“It is mainly residential – but this is an advantage for us - Paris can be crowded, especially if you are travelling by car.
“We are right on the edge of town, so we have direct access to three motorways, while we are right between Charles de Galle airport to the north and Paris Orly to the south – we are very easy to get to.
“If a businessman was to come by helicopter, we also have the heliport nearby – something we must not ignore.
“For travellers, we are close to Paris, but on the outside – we are a glimpse of time, not even 15 minutes, from the Eiffel Tower, but people can breathe.
Molitor is today home to the largest spa in Paris
A French native, Millon is also keenly aware how the Parisian market has developed in recent years, with new arrivals driving up standards across the city.
“Each market has its complexity, and Paris is no different,” he tells me.
“Over the last ten years there has been a full transformation of the market, with the arrival of emerging Asian brands including Shangri-La and Peninsula.
“These hotels have boosted the old Parisian palace – such as the Ritz, the Crillon and others – they are now being pushed, whereas before they were perhaps a bit complacent.
“Demand has also been rising, from the Middle East and China, for example, which has accelerated the process.”

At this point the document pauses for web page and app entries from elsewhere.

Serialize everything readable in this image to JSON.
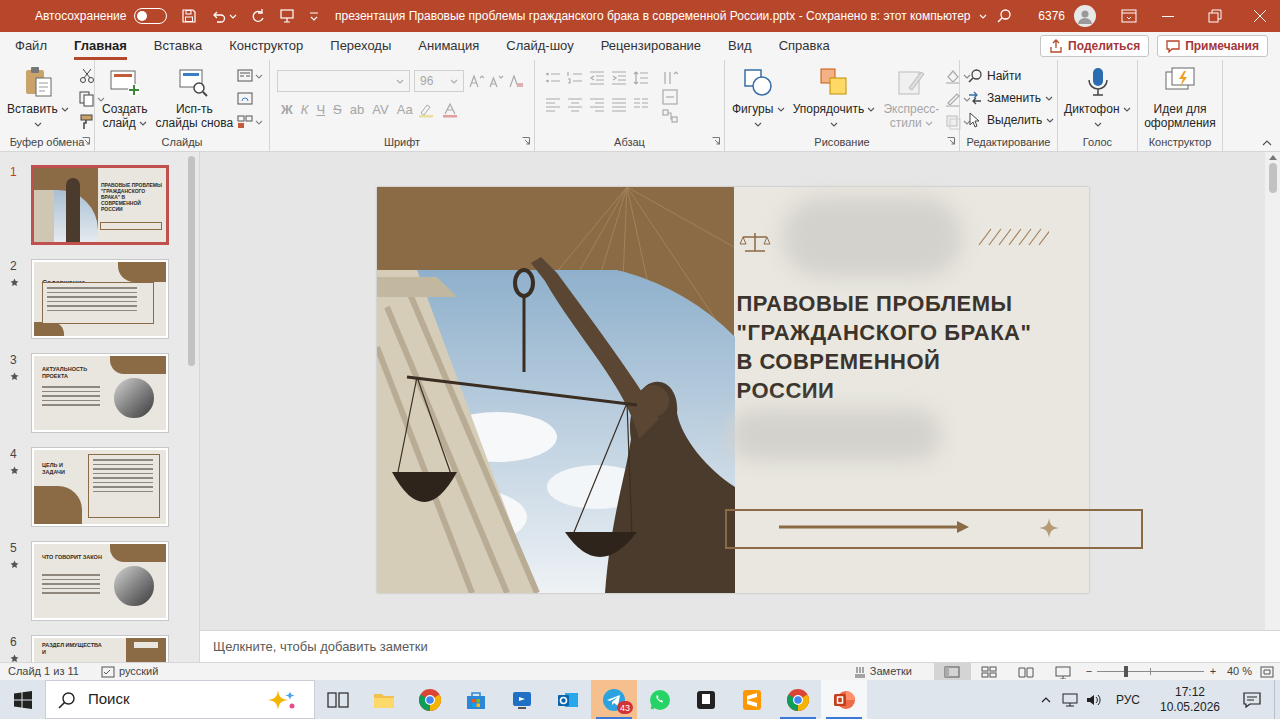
{
  "window": {
    "autosave_label": "Автосохранение",
    "autosave_on": false,
    "title": "презентация Правовые проблемы гражданского брака в современной России.pptx - Сохранено в: этот компьютер",
    "user": "6376"
  },
  "tabs": [
    {
      "label": "Файл",
      "selected": false
    },
    {
      "label": "Главная",
      "selected": true
    },
    {
      "label": "Вставка",
      "selected": false
    },
    {
      "label": "Конструктор",
      "selected": false
    },
    {
      "label": "Переходы",
      "selected": false
    },
    {
      "label": "Анимация",
      "selected": false
    },
    {
      "label": "Слайд-шоу",
      "selected": false
    },
    {
      "label": "Рецензирование",
      "selected": false
    },
    {
      "label": "Вид",
      "selected": false
    },
    {
      "label": "Справка",
      "selected": false
    }
  ],
  "share": {
    "label": "Поделиться"
  },
  "comments": {
    "label": "Примечания"
  },
  "ribbon": {
    "clipboard": {
      "label": "Буфер обмена",
      "paste": "Вставить"
    },
    "slides": {
      "label": "Слайды",
      "new_slide": [
        "Создать",
        "слайд"
      ],
      "reuse": [
        "Исп-ть",
        "слайды снова"
      ]
    },
    "font": {
      "label": "Шрифт",
      "size": "96",
      "disabled": true,
      "buttons": [
        "Ж",
        "К",
        "Ч",
        "S",
        "ab",
        "AV",
        "Аа"
      ]
    },
    "paragraph": {
      "label": "Абзац",
      "disabled": true
    },
    "drawing": {
      "label": "Рисование",
      "shapes": "Фигуры",
      "arrange": "Упорядочить",
      "quick_styles": [
        "Экспресс-",
        "стили"
      ],
      "quick_styles_disabled": true
    },
    "editing": {
      "label": "Редактирование",
      "find": "Найти",
      "replace": "Заменить",
      "select": "Выделить"
    },
    "voice": {
      "label": "Голос",
      "dictate": "Диктофон"
    },
    "designer": {
      "label": "Конструктор",
      "ideas": [
        "Идеи для",
        "оформления"
      ]
    }
  },
  "slides_panel": [
    {
      "number": "1",
      "title": "ПРАВОВЫЕ ПРОБЛЕМЫ \"ГРАЖДАНСКОГО БРАКА\" В СОВРЕМЕННОЙ РОССИИ",
      "selected": true,
      "transition": false,
      "kind": "title"
    },
    {
      "number": "2",
      "title": "Содержание",
      "selected": false,
      "transition": true,
      "kind": "contents"
    },
    {
      "number": "3",
      "title": "АКТУАЛЬНОСТЬ ПРОЕКТА",
      "selected": false,
      "transition": true,
      "kind": "circle"
    },
    {
      "number": "4",
      "title": "ЦЕЛЬ И ЗАДАЧИ",
      "selected": false,
      "transition": true,
      "kind": "split"
    },
    {
      "number": "5",
      "title": "ЧТО ГОВОРИТ ЗАКОН",
      "selected": false,
      "transition": true,
      "kind": "circle"
    },
    {
      "number": "6",
      "title": "РАЗДЕЛ ИМУЩЕСТВА И",
      "selected": false,
      "transition": true,
      "kind": "box"
    }
  ],
  "slide": {
    "title": [
      "ПРАВОВЫЕ ПРОБЛЕМЫ",
      "\"ГРАЖДАНСКОГО БРАКА\"",
      "В СОВРЕМЕННОЙ",
      "РОССИИ"
    ]
  },
  "notes": {
    "placeholder": "Щелкните, чтобы добавить заметки"
  },
  "status_bar": {
    "slide": "Слайд 1 из 11",
    "language": "русский",
    "notes": "Заметки",
    "views": [
      {
        "selected": true
      },
      {
        "selected": false
      },
      {
        "selected": false
      },
      {
        "selected": false
      }
    ],
    "zoom_out": "−",
    "zoom_in": "+",
    "zoom_level": 0.27,
    "zoom": "40 %"
  },
  "taskbar": {
    "search": "Поиск",
    "apps": [
      {
        "running": false,
        "selected": false,
        "flashing": false
      },
      {
        "running": false,
        "selected": false,
        "flashing": false
      },
      {
        "running": false,
        "selected": false,
        "flashing": false
      },
      {
        "running": false,
        "selected": false,
        "flashing": false
      },
      {
        "running": false,
        "selected": false,
        "flashing": false
      },
      {
        "running": false,
        "selected": false,
        "flashing": false
      },
      {
        "running": true,
        "selected": false,
        "flashing": true,
        "badge": "43"
      },
      {
        "running": false,
        "selected": false,
        "flashing": false
      },
      {
        "running": false,
        "selected": false,
        "flashing": false
      },
      {
        "running": false,
        "selected": false,
        "flashing": false
      },
      {
        "running": true,
        "selected": false,
        "flashing": false
      },
      {
        "running": true,
        "selected": true,
        "flashing": false
      }
    ],
    "language": "РУС",
    "time": "17:12",
    "date": "10.05.2026"
  }
}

Fine dining is also back on the menu at Molitor
More recently, the city has been making headlines for the wrong reasons, with the horrifying loss of the Notre-Dame cathedral to fire and ongoing ‘yellow vest’ protests taking a toll on the tourism sector.
Millon explains: “Paris has suffered from the social movement; it has affected those who do not know Paris well.
“If you are visiting for the first time, it can be scary, to see this happening in the city, and we did suffer a little during January and February this year.
“However, as we are on the outskirts of Paris, guests flew away from the centre of the city, toward us, so we suffered less than some of our competitors.
“We were able to maintain our prices, and did gathered some volume - in general, the hospitality market in Paris has been quite strong.
“In some of the markets we are targeting, however, local authorities are warning against potential dangers in Paris.
“For this reason, we are hoping the movement will cease; of course, people have the right to protest, but there are other ways of going about it.
“There has also been a huge impact on local businesses, and these are the people that suffer, shop owners on the Champs Elysee who have been forced to close because of the protests.”
The hotel welcomes guests year-round to its two iconic pools
Returning to his them, Millon seems excited for the challenges ahead at Molitor, as it works to regain its rightful place at the centre of Parisian life.
He concludes: “As leader of the Molitor you have to follow the patterns of the hotel; there is a strong seasonality to the property.
“The year really begins, for us, with Rolland Garros and the French Open tennis, which is side-by-side with the hotel – this is a peak time for us.
“We then move into the MICE season throughout the summer, as well as the leisure markets on the weekend.
“It is a rollercoaster each day, and then throughout the year.”
Molitor is an iconic hotel located in Western Paris, 25 minutes from the city-centre, adjacent to the world-renowned Roland Garros tennis courts and ten-minutes from the Eiffel Tower.
Contemporary in design, Molitor has 124 minimalistic rooms including seven suites.
Find out more on the official website.
Eurostar remains the most comfortable way to reach Paris and operates up to 19 daily services from London St Pancras International to Paris Gare Du Nord.
One-way fares start from £29, based on a return journey, while the fastest London-Paris journey time is two hours and 15 minutes.
Tickets are available from the official website or on 03432 186 186.